In case you’ve forgotten the key messages:
  • focus and work hard;
  • take personal responsibility;
  • read lots and learn from everything you do;
  • celebrate other people’s achievements and always say thank you;
  • share your experiences, your learning and your successes;
  • reduce the paper and clean up the clutter;
  • always think about how you can make a difference;
  • be positive, don’t put up with negative people or dwell on the negatives; and
  • never lie about anything important.

And when the going gets tough and the challenges seem impossible:

  • look after yourself and your colleagues;
  • spend time with positive and optimistic colleagues;
  • smile, laugh at life and search for ways to have fun;
  • breathe deeply, stretch and exercise regularly;
  • get enough sleep and take regular breaks;
  • appreciate what you have; and
  • celebrate everything that goes well.

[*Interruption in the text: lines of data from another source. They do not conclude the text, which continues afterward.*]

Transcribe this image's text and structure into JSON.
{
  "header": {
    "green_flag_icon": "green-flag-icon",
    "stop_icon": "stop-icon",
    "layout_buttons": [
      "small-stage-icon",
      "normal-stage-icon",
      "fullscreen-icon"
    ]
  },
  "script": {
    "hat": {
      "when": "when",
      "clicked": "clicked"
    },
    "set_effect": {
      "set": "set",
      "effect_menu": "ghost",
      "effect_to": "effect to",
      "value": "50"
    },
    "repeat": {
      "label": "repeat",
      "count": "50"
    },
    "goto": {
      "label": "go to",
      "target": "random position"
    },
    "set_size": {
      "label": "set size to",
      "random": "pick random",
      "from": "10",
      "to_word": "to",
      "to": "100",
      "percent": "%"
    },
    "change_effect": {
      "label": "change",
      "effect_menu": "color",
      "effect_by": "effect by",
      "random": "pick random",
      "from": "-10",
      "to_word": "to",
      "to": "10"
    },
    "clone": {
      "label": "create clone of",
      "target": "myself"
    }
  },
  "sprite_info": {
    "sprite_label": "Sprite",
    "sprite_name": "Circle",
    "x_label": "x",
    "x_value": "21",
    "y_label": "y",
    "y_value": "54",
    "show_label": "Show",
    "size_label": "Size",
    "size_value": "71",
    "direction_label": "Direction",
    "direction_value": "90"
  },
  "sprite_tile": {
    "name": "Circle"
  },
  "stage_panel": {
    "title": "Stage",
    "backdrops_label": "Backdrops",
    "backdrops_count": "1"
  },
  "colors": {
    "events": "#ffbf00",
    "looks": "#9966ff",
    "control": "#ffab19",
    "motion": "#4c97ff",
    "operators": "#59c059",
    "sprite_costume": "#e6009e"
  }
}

2010 will be a year to remember; a year of opportunity and discovery for us all, and we must work hard to make all our dreams turn into reality and all our efforts and hard work turn into great achievements.
Keep the faith!

Sunday, 3 January 2010

I went to Sadler's Wells to see Matthew Bourne’s Swan Lake for the fourth time this weekend and it was once again a brilliant experience which everyone who loves the arts should try to get to see...

The choreography was tighter, the male swans were stronger and everything was accompanied by Tchaikovsky's brilliant score wonderfully performed at Sadler's Wells by an excellent orchestra. The new cast was also good; Charlotte Broom gave a chilly performance as the Queen, Dominic North was the disturbed and disturbing Prince and Jonathan Ollivier gave a wonderful performance as the Swan with his responsiveness to the music and his classical training.
The production is at Sadler's Wells until 24 January and then tours at the Milton Keynes Theatre, the Birmingham Hippodrome, the Liverpool Empire and the Lowry in Manchester. Catch it if you can or miss out on one of the experiences of a lifetime.